[mailto:email@example.com]On Behalf Of Brigid Duffy
Sent: Friday, July 13, 2001 7:27 PM
To: Multiple recipients of list
Subject: RE: Use of polypropylene video cases
What happens to plastic in Ohio? We've been using video cassettes since
the 70s without any smell developing. We repackage everything into a
standard black plastic case, so maybe the smell comes from whatever
plastic is used in the original case. Or maybe it's just the atmosphere in
The best preservation advice I have is fast forward and rewind all tapes

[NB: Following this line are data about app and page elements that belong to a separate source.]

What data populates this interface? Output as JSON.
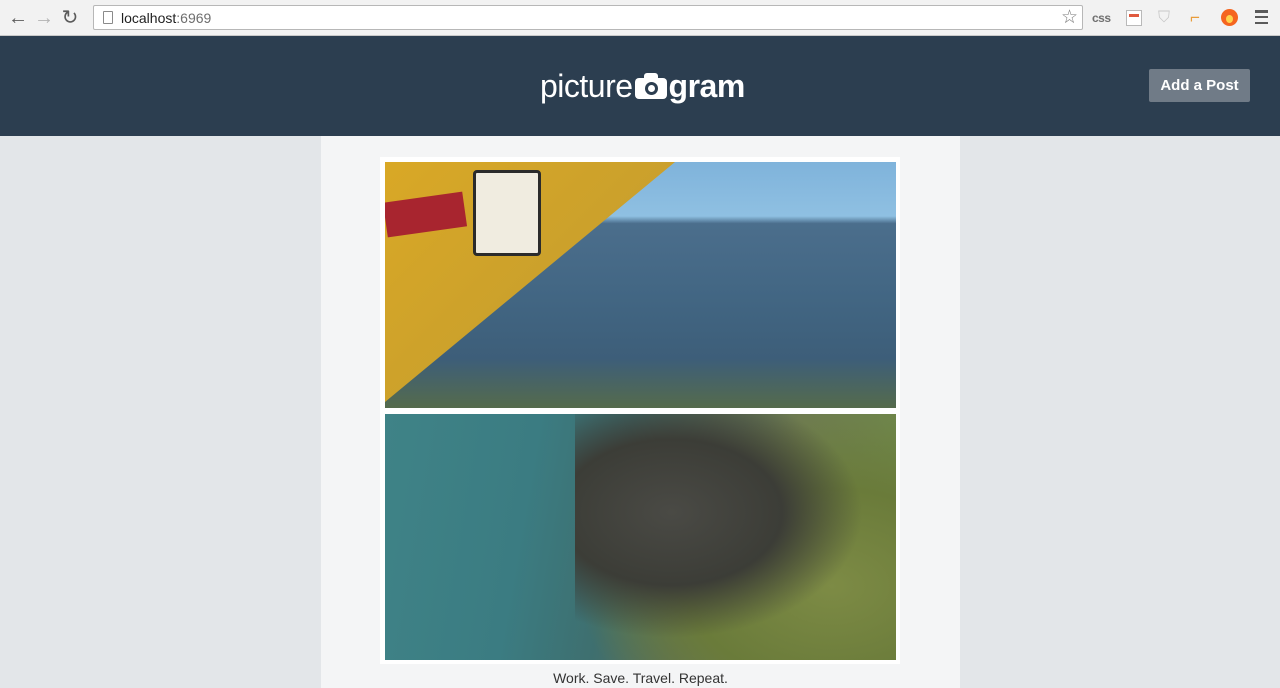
{
  "browser": {
    "url_host": "localhost",
    "url_port": ":6969",
    "extensions": {
      "css_label": "css"
    }
  },
  "header": {
    "logo_left": "picture",
    "logo_right": "gram",
    "add_post_label": "Add a Post",
    "background_color": "#2c3e50"
  },
  "post": {
    "caption": "Work. Save. Travel. Repeat.",
    "photos": [
      {
        "description_icon": "image-sticker-ocean"
      },
      {
        "description_icon": "image-coastal-cliffs"
      }
    ]
  },
  "colors": {
    "header_bg": "#2c3e50",
    "button_bg": "#707b87",
    "page_bg": "#e3e6e9",
    "content_bg": "#f4f5f6"
  }
}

that aren't used (or all tapes, period) once a year. That keeps the iron
oxide (where the recording is) from sticking to the back of the section of
tape it's resting against. That matters far more than polypropylene cases.
Audio Visual/ITV Center
San Francisco State University
San Francisco CA 94132-4200
On Fri, 13 Jul 2001, Carol Dunn wrote:
> Magnetic Media cannot last forever. So why spend more on it?
> After about ten years, they develop a strong smell. Reminds me
> of old celluloid. At that time you must get rid of them.
> Carol Dunn
> Findlay-Hancock County Public Library
> 206 Broadway
> Findlay, Ohio 45840
> Telephone: 419.422.1712
> Fax: 419.422-0638
> -----Original Message-----
> From: firstname.lastname@example.org
> [mailto:email@example.com]On Behalf Of Jane Agee
> Sent: Friday, July 13, 2001 2:48 PM
> To: Multiple recipients of list
> Subject: Use of polypropylene video cases
> On this Friday the 13th afternoon, I need to tap your collective
> knowledge regarding the use of non-acidic video cases for both cassettes
> and DVD? Our preservationist suggested we change to polypropylene cases.
> Does anyone have any information or experience with this?
> I've not found anything to support changing cases, nor did we receive any
> comments when this question was posted on the archivist database. Will
> polypropylene cases really extend the life of a video ! ?
> TIA, Jane
> Jane Agee,
> Duke University Library
> Durham, NC 27708